Top of Data supplied
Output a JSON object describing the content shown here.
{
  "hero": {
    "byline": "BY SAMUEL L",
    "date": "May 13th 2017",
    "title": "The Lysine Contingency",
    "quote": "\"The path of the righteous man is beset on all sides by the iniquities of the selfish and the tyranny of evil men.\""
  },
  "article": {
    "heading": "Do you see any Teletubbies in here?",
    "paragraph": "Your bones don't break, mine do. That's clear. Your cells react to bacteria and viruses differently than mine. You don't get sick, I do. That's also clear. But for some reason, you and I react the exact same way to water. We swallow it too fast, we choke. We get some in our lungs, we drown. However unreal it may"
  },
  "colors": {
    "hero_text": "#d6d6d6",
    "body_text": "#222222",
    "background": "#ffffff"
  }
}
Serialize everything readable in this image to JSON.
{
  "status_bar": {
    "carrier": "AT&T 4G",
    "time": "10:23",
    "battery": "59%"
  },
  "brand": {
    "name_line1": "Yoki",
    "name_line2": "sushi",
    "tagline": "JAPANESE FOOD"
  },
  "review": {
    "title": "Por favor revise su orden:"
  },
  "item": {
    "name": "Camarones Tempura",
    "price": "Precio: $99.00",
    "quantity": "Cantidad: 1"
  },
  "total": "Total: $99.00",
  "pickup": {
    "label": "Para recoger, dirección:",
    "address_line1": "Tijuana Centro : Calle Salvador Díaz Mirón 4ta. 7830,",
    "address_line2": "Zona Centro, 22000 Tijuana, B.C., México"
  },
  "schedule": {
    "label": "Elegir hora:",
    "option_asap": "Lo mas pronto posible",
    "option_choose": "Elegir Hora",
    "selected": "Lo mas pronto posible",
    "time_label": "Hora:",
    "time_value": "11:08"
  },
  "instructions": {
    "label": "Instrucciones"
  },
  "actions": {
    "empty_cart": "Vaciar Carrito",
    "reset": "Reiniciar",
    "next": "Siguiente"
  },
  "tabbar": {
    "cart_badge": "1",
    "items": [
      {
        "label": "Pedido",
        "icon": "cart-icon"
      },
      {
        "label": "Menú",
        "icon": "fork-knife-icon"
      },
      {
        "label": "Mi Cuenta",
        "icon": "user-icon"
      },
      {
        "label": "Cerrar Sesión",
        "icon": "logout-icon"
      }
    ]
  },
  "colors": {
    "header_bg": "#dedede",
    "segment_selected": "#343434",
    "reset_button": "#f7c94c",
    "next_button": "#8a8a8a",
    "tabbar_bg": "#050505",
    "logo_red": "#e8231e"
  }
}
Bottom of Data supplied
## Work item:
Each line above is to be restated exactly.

## Result of the exercise:
Output a JSON object describing the content shown here.
{
  "hero": {
    "byline": "BY SAMUEL L",
    "date": "May 13th 2017",
    "title": "The Lysine Contingency",
    "quote": "\"The path of the righteous man is beset on all sides by the iniquities of the selfish and the tyranny of evil men.\""
  },
  "article": {
    "heading": "Do you see any Teletubbies in here?",
    "paragraph": "Your bones don't break, mine do. That's clear. Your cells react to bacteria and viruses differently than mine. You don't get sick, I do. That's also clear. But for some reason, you and I react the exact same way to water. We swallow it too fast, we choke. We get some in our lungs, we drown. However unreal it may"
  },
  "colors": {
    "hero_text": "#d6d6d6",
    "body_text": "#222222",
    "background": "#ffffff"
  }
}
Serialize everything readable in this image to JSON.
{
  "status_bar": {
    "carrier": "AT&T 4G",
    "time": "10:23",
    "battery": "59%"
  },
  "brand": {
    "name_line1": "Yoki",
    "name_line2": "sushi",
    "tagline": "JAPANESE FOOD"
  },
  "review": {
    "title": "Por favor revise su orden:"
  },
  "item": {
    "name": "Camarones Tempura",
    "price": "Precio: $99.00",
    "quantity": "Cantidad: 1"
  },
  "total": "Total: $99.00",
  "pickup": {
    "label": "Para recoger, dirección:",
    "address_line1": "Tijuana Centro : Calle Salvador Díaz Mirón 4ta. 7830,",
    "address_line2": "Zona Centro, 22000 Tijuana, B.C., México"
  },
  "schedule": {
    "label": "Elegir hora:",
    "option_asap": "Lo mas pronto posible",
    "option_choose": "Elegir Hora",
    "selected": "Lo mas pronto posible",
    "time_label": "Hora:",
    "time_value": "11:08"
  },
  "instructions": {
    "label": "Instrucciones"
  },
  "actions": {
    "empty_cart": "Vaciar Carrito",
    "reset": "Reiniciar",
    "next": "Siguiente"
  },
  "tabbar": {
    "cart_badge": "1",
    "items": [
      {
        "label": "Pedido",
        "icon": "cart-icon"
      },
      {
        "label": "Menú",
        "icon": "fork-knife-icon"
      },
      {
        "label": "Mi Cuenta",
        "icon": "user-icon"
      },
      {
        "label": "Cerrar Sesión",
        "icon": "logout-icon"
      }
    ]
  },
  "colors": {
    "header_bg": "#dedede",
    "segment_selected": "#343434",
    "reset_button": "#f7c94c",
    "next_button": "#8a8a8a",
    "tabbar_bg": "#050505",
    "logo_red": "#e8231e"
  }
}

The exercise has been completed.